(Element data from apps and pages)
#####
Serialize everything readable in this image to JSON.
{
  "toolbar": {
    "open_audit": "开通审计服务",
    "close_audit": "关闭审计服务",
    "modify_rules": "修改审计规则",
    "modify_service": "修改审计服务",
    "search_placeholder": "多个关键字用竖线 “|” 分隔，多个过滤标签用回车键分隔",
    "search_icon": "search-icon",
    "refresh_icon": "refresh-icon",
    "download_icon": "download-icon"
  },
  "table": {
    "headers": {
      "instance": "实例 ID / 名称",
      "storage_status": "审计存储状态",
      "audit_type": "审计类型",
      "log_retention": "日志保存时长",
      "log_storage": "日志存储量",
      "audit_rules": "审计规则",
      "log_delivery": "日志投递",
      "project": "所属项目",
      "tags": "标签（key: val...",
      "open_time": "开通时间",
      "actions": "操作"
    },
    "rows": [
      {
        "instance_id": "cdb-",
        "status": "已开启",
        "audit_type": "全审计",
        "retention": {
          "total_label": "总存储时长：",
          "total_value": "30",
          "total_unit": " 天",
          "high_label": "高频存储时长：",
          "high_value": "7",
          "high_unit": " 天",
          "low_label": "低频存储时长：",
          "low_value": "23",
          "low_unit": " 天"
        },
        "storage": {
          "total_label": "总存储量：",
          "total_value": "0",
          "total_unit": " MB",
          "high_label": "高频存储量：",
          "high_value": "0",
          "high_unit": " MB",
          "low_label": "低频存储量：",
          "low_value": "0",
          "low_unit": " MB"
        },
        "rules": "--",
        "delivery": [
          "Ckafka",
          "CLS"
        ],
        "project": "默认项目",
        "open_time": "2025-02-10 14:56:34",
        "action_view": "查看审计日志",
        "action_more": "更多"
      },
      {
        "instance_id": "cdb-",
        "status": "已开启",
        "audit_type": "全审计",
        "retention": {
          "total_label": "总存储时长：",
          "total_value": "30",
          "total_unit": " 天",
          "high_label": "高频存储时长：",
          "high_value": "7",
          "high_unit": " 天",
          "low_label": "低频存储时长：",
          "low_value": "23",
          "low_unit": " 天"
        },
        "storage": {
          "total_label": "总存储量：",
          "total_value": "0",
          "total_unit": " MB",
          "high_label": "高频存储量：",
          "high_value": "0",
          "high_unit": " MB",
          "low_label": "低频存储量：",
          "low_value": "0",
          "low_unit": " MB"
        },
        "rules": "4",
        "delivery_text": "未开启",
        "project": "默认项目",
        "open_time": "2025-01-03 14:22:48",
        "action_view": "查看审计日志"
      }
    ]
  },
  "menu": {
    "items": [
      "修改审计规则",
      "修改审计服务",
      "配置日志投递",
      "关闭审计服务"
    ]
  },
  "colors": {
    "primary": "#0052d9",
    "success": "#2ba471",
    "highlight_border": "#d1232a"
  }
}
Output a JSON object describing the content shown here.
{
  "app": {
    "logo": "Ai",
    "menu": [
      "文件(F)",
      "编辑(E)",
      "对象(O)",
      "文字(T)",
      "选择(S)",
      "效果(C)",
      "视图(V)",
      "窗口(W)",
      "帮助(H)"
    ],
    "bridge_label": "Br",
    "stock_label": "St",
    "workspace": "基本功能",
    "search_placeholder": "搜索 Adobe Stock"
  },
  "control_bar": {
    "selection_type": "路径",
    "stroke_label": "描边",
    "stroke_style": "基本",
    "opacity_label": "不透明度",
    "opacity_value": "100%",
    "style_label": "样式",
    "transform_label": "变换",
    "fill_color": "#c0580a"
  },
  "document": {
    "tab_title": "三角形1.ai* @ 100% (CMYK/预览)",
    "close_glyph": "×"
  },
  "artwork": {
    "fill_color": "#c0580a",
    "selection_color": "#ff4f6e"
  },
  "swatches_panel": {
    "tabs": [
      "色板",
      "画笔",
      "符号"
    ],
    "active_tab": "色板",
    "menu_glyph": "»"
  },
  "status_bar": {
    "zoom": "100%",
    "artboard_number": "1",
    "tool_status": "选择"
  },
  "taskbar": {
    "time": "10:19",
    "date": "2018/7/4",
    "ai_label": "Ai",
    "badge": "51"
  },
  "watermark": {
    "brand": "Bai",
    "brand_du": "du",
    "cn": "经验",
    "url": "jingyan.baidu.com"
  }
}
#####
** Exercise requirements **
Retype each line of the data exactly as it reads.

** Output **
Serialize everything readable in this image to JSON.
{
  "toolbar": {
    "open_audit": "开通审计服务",
    "close_audit": "关闭审计服务",
    "modify_rules": "修改审计规则",
    "modify_service": "修改审计服务",
    "search_placeholder": "多个关键字用竖线 “|” 分隔，多个过滤标签用回车键分隔",
    "search_icon": "search-icon",
    "refresh_icon": "refresh-icon",
    "download_icon": "download-icon"
  },
  "table": {
    "headers": {
      "instance": "实例 ID / 名称",
      "storage_status": "审计存储状态",
      "audit_type": "审计类型",
      "log_retention": "日志保存时长",
      "log_storage": "日志存储量",
      "audit_rules": "审计规则",
      "log_delivery": "日志投递",
      "project": "所属项目",
      "tags": "标签（key: val...",
      "open_time": "开通时间",
      "actions": "操作"
    },
    "rows": [
      {
        "instance_id": "cdb-",
        "status": "已开启",
        "audit_type": "全审计",
        "retention": {
          "total_label": "总存储时长：",
          "total_value": "30",
          "total_unit": " 天",
          "high_label": "高频存储时长：",
          "high_value": "7",
          "high_unit": " 天",
          "low_label": "低频存储时长：",
          "low_value": "23",
          "low_unit": " 天"
        },
        "storage": {
          "total_label": "总存储量：",
          "total_value": "0",
          "total_unit": " MB",
          "high_label": "高频存储量：",
          "high_value": "0",
          "high_unit": " MB",
          "low_label": "低频存储量：",
          "low_value": "0",
          "low_unit": " MB"
        },
        "rules": "--",
        "delivery": [
          "Ckafka",
          "CLS"
        ],
        "project": "默认项目",
        "open_time": "2025-02-10 14:56:34",
        "action_view": "查看审计日志",
        "action_more": "更多"
      },
      {
        "instance_id": "cdb-",
        "status": "已开启",
        "audit_type": "全审计",
        "retention": {
          "total_label": "总存储时长：",
          "total_value": "30",
          "total_unit": " 天",
          "high_label": "高频存储时长：",
          "high_value": "7",
          "high_unit": " 天",
          "low_label": "低频存储时长：",
          "low_value": "23",
          "low_unit": " 天"
        },
        "storage": {
          "total_label": "总存储量：",
          "total_value": "0",
          "total_unit": " MB",
          "high_label": "高频存储量：",
          "high_value": "0",
          "high_unit": " MB",
          "low_label": "低频存储量：",
          "low_value": "0",
          "low_unit": " MB"
        },
        "rules": "4",
        "delivery_text": "未开启",
        "project": "默认项目",
        "open_time": "2025-01-03 14:22:48",
        "action_view": "查看审计日志"
      }
    ]
  },
  "menu": {
    "items": [
      "修改审计规则",
      "修改审计服务",
      "配置日志投递",
      "关闭审计服务"
    ]
  },
  "colors": {
    "primary": "#0052d9",
    "success": "#2ba471",
    "highlight_border": "#d1232a"
  }
}
Output a JSON object describing the content shown here.
{
  "app": {
    "logo": "Ai",
    "menu": [
      "文件(F)",
      "编辑(E)",
      "对象(O)",
      "文字(T)",
      "选择(S)",
      "效果(C)",
      "视图(V)",
      "窗口(W)",
      "帮助(H)"
    ],
    "bridge_label": "Br",
    "stock_label": "St",
    "workspace": "基本功能",
    "search_placeholder": "搜索 Adobe Stock"
  },
  "control_bar": {
    "selection_type": "路径",
    "stroke_label": "描边",
    "stroke_style": "基本",
    "opacity_label": "不透明度",
    "opacity_value": "100%",
    "style_label": "样式",
    "transform_label": "变换",
    "fill_color": "#c0580a"
  },
  "document": {
    "tab_title": "三角形1.ai* @ 100% (CMYK/预览)",
    "close_glyph": "×"
  },
  "artwork": {
    "fill_color": "#c0580a",
    "selection_color": "#ff4f6e"
  },
  "swatches_panel": {
    "tabs": [
      "色板",
      "画笔",
      "符号"
    ],
    "active_tab": "色板",
    "menu_glyph": "»"
  },
  "status_bar": {
    "zoom": "100%",
    "artboard_number": "1",
    "tool_status": "选择"
  },
  "taskbar": {
    "time": "10:19",
    "date": "2018/7/4",
    "ai_label": "Ai",
    "badge": "51"
  },
  "watermark": {
    "brand": "Bai",
    "brand_du": "du",
    "cn": "经验",
    "url": "jingyan.baidu.com"
  }
}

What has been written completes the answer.